Not quite a year ago, I wrote about our use of virtualization here in OurVirtualizationUse. That entry is now what we call 'inoperable', because we have just finished de-virtualizing; reverting back from virtual machines to running those machines directly on real hardware. We did this ultimately because we think that it's less of a hassle to run machines on real hardware than virtualized.
In retrospect, I think that part of the problem is that our virtual host machine was underconfigured in terms of RAM and disk space. It had what seemed like a decent amount of both, but virtual machines add up surprisingly fast (especially once you start worrying about backups of them and so on). And certainly it's a factor that we have plenty of spare hardware that's large enough to easily run stuff on, even a single Windows server.
But a significant issue was that managing the host environment was a hassle and managing the virtual machines on top of the host environment was another hassle. Because we only had one host machine, doing any significant maintenance on the host machine meant taking down all virtual machines and then starting them again. And while making the host machine an Ubuntu LTS server was useful because we already had a bunch of infrastructure for managing those, it meant that we did have to manage it and in particular we had to apply kernel updates. Every kernel update was a hassle, and it didn't help that we were using a third-party virtualization system that needed special magic hand-holding after a kernel update. Even beyond the host updates, managing the virtual machines always took remembering the special steps needed to do things get 'console' access to them and force power cycle them. The whole experience was just annoying.
In the end, the person who built the next generation of our Windows terminal server decided that he would rather build it on real hardware, partly because it would be less of a hassle and partly so that he could easily give it a lot of disk space and memory; that decommissioned two of our three virtual machines. Keeping a virtual host machine running just to host a single virtual machine that forwards some low-priority email seemed, well, kind of stupid.
(I'm thinking of this because today was the migration from the old virtualized Windows terminal servers to the new non-virtualized one. Normally we might keep the old virtualization server running in the corner just in case, but there's an overnight building wide power shutdown tonight so we powered it off along with everything else and we don't plan to turn it back on.)
I definitely don't think that this makes virtualization a bad idea in general. It didn't work out for us, but I think it would in a different sort of environment and certainly it works for other people. (I have some thoughts on what sort of environment it would probably work well in, but that's for another entry.)
Designing services for disengagement
A while back I wrote about how I had realized that a lot of my syndication feeds were only for casual reading and how I thus wanted to reduce their impact on my time.
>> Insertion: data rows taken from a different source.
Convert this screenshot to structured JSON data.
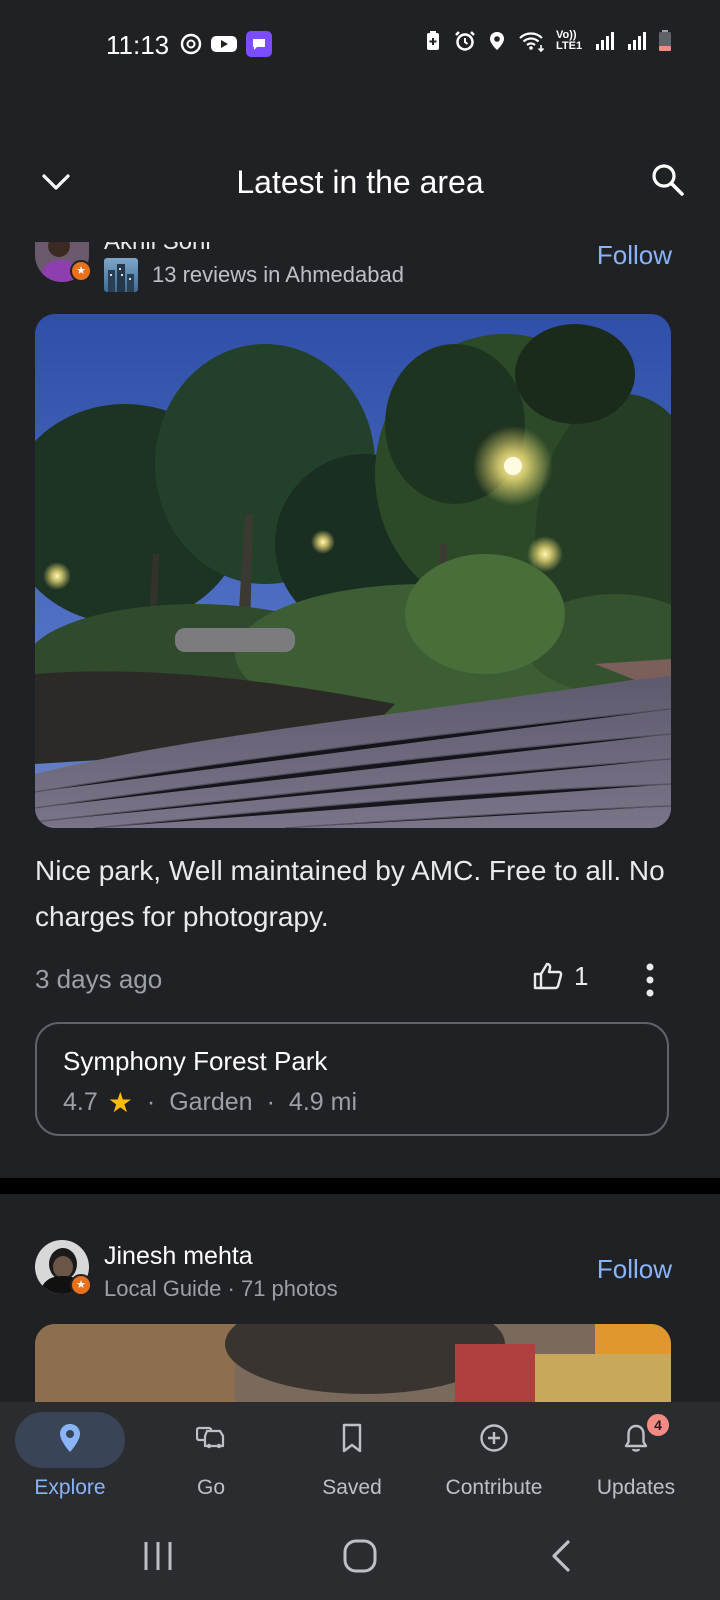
{
  "status_bar": {
    "time": "11:13",
    "left_icons": [
      "threads-icon",
      "youtube-icon",
      "message-icon"
    ],
    "right_icons": [
      "battery-saver-icon",
      "alarm-icon",
      "location-icon",
      "wifi-icon",
      "volte-icon",
      "signal-icon",
      "signal-icon",
      "battery-low-icon"
    ],
    "volte_label": "Vo)) LTE1"
  },
  "header": {
    "title": "Latest in the area"
  },
  "feed": {
    "post1": {
      "author_name": "Akhil Soni",
      "reviews_text": "13 reviews in Ahmedabad",
      "follow_label": "Follow",
      "review_text": "Nice park, Well maintained by AMC. Free to all. No charges for photograpy.",
      "time_ago": "3 days ago",
      "like_count": "1",
      "place": {
        "name": "Symphony Forest Park",
        "rating": "4.7",
        "category": "Garden",
        "distance": "4.9 mi",
        "separator": "·"
      }
    },
    "post2": {
      "author_name": "Jinesh mehta",
      "subtitle": "Local Guide · 71 photos",
      "follow_label": "Follow"
    }
  },
  "bottom_nav": {
    "items": [
      {
        "label": "Explore",
        "icon": "location-pin-icon",
        "active": true
      },
      {
        "label": "Go",
        "icon": "car-icon",
        "active": false
      },
      {
        "label": "Saved",
        "icon": "bookmark-icon",
        "active": false
      },
      {
        "label": "Contribute",
        "icon": "add-circle-icon",
        "active": false
      },
      {
        "label": "Updates",
        "icon": "bell-icon",
        "active": false,
        "badge": "4"
      }
    ]
  },
  "colors": {
    "background": "#202124",
    "accent": "#8ab4f8",
    "active_pill": "#394457",
    "star": "#fbbc04",
    "badge": "#f28b82"
  }
}
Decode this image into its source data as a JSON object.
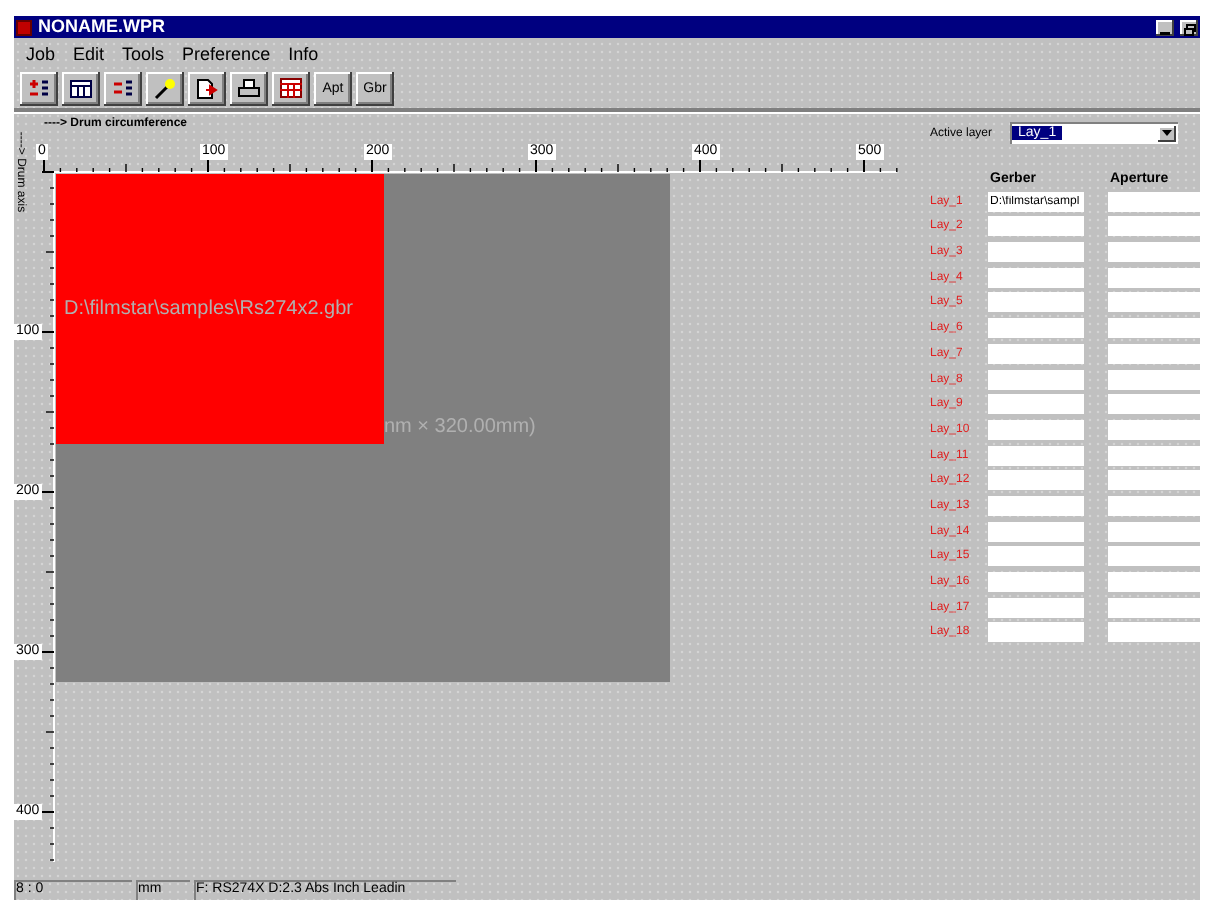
{
  "window": {
    "title": "NONAME.WPR"
  },
  "menu": [
    "Job",
    "Edit",
    "Tools",
    "Preference",
    "Info"
  ],
  "toolbar": [
    {
      "kind": "icon"
    },
    {
      "kind": "icon"
    },
    {
      "kind": "icon"
    },
    {
      "kind": "icon"
    },
    {
      "kind": "icon"
    },
    {
      "kind": "icon"
    },
    {
      "kind": "icon"
    },
    {
      "kind": "text",
      "label": "Apt"
    },
    {
      "kind": "text",
      "label": "Gbr"
    }
  ],
  "workspace": {
    "x_axis_label": "----> Drum circumference",
    "y_axis_label": "----> Drum axis",
    "x_ruler": [
      "0",
      "100",
      "200",
      "300",
      "400",
      "500"
    ],
    "y_ruler": [
      "100",
      "200",
      "300",
      "400"
    ],
    "file_label": "D:\\filmstar\\samples\\Rs274x2.gbr",
    "size_label": "nm × 320.00mm)"
  },
  "layers_panel": {
    "active_layer_label": "Active layer",
    "active_layer": "Lay_1",
    "columns": [
      "Gerber",
      "Aperture"
    ],
    "rows": [
      {
        "name": "Lay_1",
        "gerber": "D:\\filmstar\\sampl"
      },
      {
        "name": "Lay_2"
      },
      {
        "name": "Lay_3"
      },
      {
        "name": "Lay_4"
      },
      {
        "name": "Lay_5"
      },
      {
        "name": "Lay_6"
      },
      {
        "name": "Lay_7"
      },
      {
        "name": "Lay_8"
      },
      {
        "name": "Lay_9"
      },
      {
        "name": "Lay_10"
      },
      {
        "name": "Lay_11"
      },
      {
        "name": "Lay_12"
      },
      {
        "name": "Lay_13"
      },
      {
        "name": "Lay_14"
      },
      {
        "name": "Lay_15"
      },
      {
        "name": "Lay_16"
      },
      {
        "name": "Lay_17"
      },
      {
        "name": "Lay_18"
      }
    ]
  },
  "status_bar": [
    "8 : 0",
    "mm",
    "F: RS274X D:2.3 Abs Inch Leadin"
  ]
}
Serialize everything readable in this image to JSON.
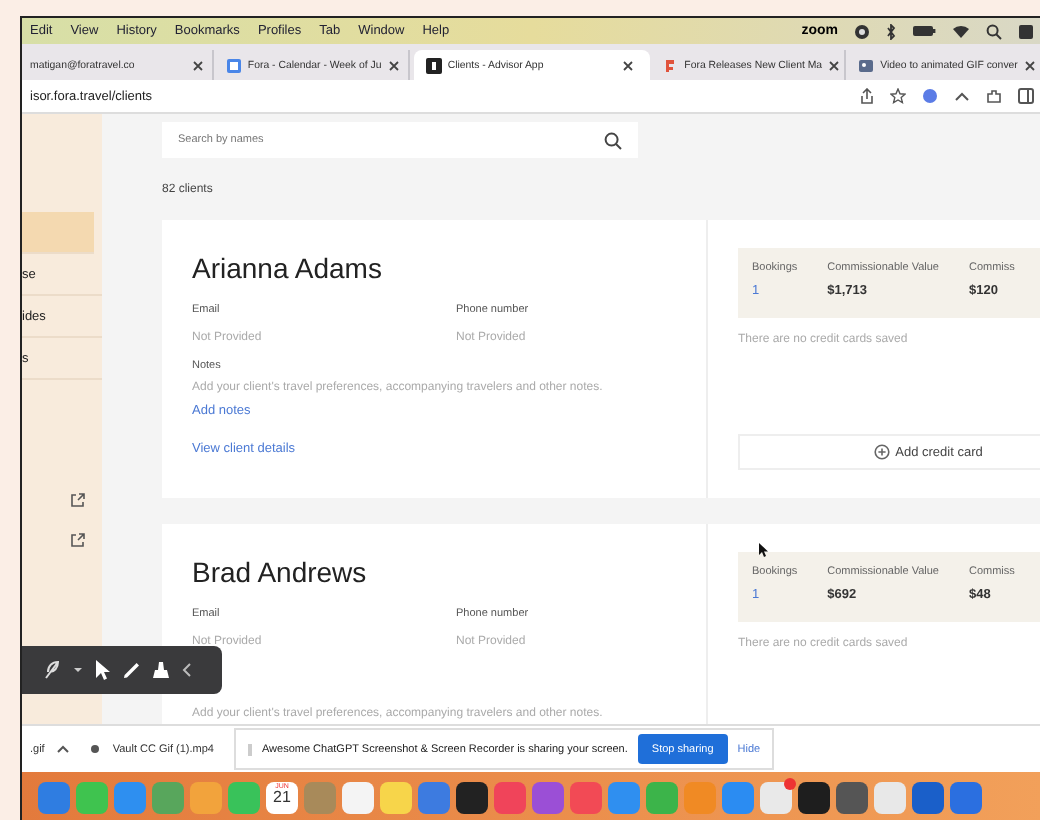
{
  "menu_bar": {
    "items": [
      "Edit",
      "View",
      "History",
      "Bookmarks",
      "Profiles",
      "Tab",
      "Window",
      "Help"
    ],
    "status_app": "zoom"
  },
  "tabs": [
    {
      "title": "matigan@foratravel.co",
      "selected": false,
      "kind": "plain"
    },
    {
      "title": "Fora - Calendar - Week of Ju",
      "selected": false,
      "kind": "calendar"
    },
    {
      "title": "Clients - Advisor App",
      "selected": true,
      "kind": "app"
    },
    {
      "title": "Fora Releases New Client Ma",
      "selected": false,
      "kind": "news"
    },
    {
      "title": "Video to animated GIF conver",
      "selected": false,
      "kind": "video"
    }
  ],
  "address_bar": {
    "url": "isor.fora.travel/clients"
  },
  "sidebar": {
    "items": [
      {
        "kind": "blank",
        "selected": true
      },
      {
        "kind": "text",
        "label": "se",
        "selected": false
      },
      {
        "kind": "text",
        "label": "ides",
        "selected": false
      },
      {
        "kind": "text",
        "label": "s",
        "selected": false
      },
      {
        "kind": "link",
        "selected": false
      },
      {
        "kind": "link",
        "selected": false
      }
    ]
  },
  "search": {
    "placeholder": "Search by names"
  },
  "client_count": "82 clients",
  "clients": [
    {
      "name": "Arianna Adams",
      "email_label": "Email",
      "email": "Not Provided",
      "phone_label": "Phone number",
      "phone": "Not Provided",
      "notes_label": "Notes",
      "notes_hint": "Add your client's travel preferences, accompanying travelers and other notes.",
      "add_notes": "Add notes",
      "view_details": "View client details",
      "stats": [
        {
          "label": "Bookings",
          "value": "1",
          "kind": "link"
        },
        {
          "label": "Commissionable Value",
          "value": "$1,713",
          "kind": "money"
        },
        {
          "label": "Commiss",
          "value": "$120",
          "kind": "money"
        }
      ],
      "credit_cards": "There are no credit cards saved",
      "add_card": "Add credit card"
    },
    {
      "name": "Brad Andrews",
      "email_label": "Email",
      "email": "Not Provided",
      "phone_label": "Phone number",
      "phone": "Not Provided",
      "notes_hint": "Add your client's travel preferences, accompanying travelers and other notes.",
      "stats": [
        {
          "label": "Bookings",
          "value": "1",
          "kind": "link"
        },
        {
          "label": "Commissionable Value",
          "value": "$692",
          "kind": "money"
        },
        {
          "label": "Commiss",
          "value": "$48",
          "kind": "money"
        }
      ],
      "credit_cards": "There are no credit cards saved"
    }
  ],
  "downloads": [
    {
      "name": ".gif",
      "kind": "image"
    },
    {
      "name": "Vault CC Gif (1).mp4",
      "kind": "video"
    }
  ],
  "share_notice": {
    "message": "Awesome ChatGPT Screenshot & Screen Recorder is sharing your screen.",
    "stop": "Stop sharing",
    "hide": "Hide"
  },
  "dock": [
    {
      "color": "#2f7de1"
    },
    {
      "color": "#3fc34f"
    },
    {
      "color": "#2e8ff0"
    },
    {
      "color": "#58a65c"
    },
    {
      "color": "#f2a33c"
    },
    {
      "color": "#39c25a"
    },
    {
      "kind": "calendar",
      "month": "JUN",
      "day": "21"
    },
    {
      "color": "#a88a5a"
    },
    {
      "color": "#f4f4f4"
    },
    {
      "color": "#f7d54a"
    },
    {
      "color": "#3d7be0"
    },
    {
      "color": "#222222"
    },
    {
      "color": "#f0445a"
    },
    {
      "color": "#9b4fd6"
    },
    {
      "color": "#f24a55"
    },
    {
      "color": "#2f8ff0"
    },
    {
      "color": "#3cb44a"
    },
    {
      "color": "#f08a24"
    },
    {
      "color": "#2b8cf2"
    },
    {
      "color": "#e9e9e9",
      "badge": true
    },
    {
      "color": "#1e1e1e"
    },
    {
      "color": "#555555"
    },
    {
      "color": "#e8e8e8"
    },
    {
      "color": "#1a5fc9"
    },
    {
      "color": "#2b6fe0"
    }
  ]
}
I suspect that I'm not alone in this pattern of having periods of initial enchantment with services and then winding up less interested in them, which leads me to a corollary for designers of services.
There are a lot of services where it's easy to move from just starting out to really immersing yourself in the service; sometimes this just happens, and sometimes this is deliberately designed into the service. However, some amount of your users (perhaps many of them) will wind up getting in too deep and want to scale back their involvement in your service.
If you want these people to stick around at all, what I think you need is something that automatically ramps down their involvement for them. When your system notices that someone's interacting with you less, you should intelligently trim down the number of things that they have to deal with. You don't want to leave this to the person to do for themselves by hand, because that takes work which means that the easiest thing for the person to do is to abandon your service entirely.
Or in short, you want to design for disengagement as well as engagement.
Note that this is not the same thing as designing for beginning users or casual users. Disengaging users will wind up as more and more casual users, but they get there by a different path. To try to summarize it, casual users have simply stopped moving forward; disengaging users need to move backwards. Disengaging users may not even be able to use the same interface as casual users, because they're working in different environments.
(To give an actual example, consider syndication feed reading. A casual feed reader has probably never added very many feeds, and so has a low article volume. A disengaging user (such as me) has added a bunch of feeds but can no longer keep up with the resulting high article volume. You can't reduce the disengaging user to a casual user except by removing most of their feeds, and that may not at all be what they want and what serves them. A similar thing holds on a social website like Facebook; a casual user generally has few 'friends', while a disengaging user has lots of 'friends' that they can no longer keep up with.)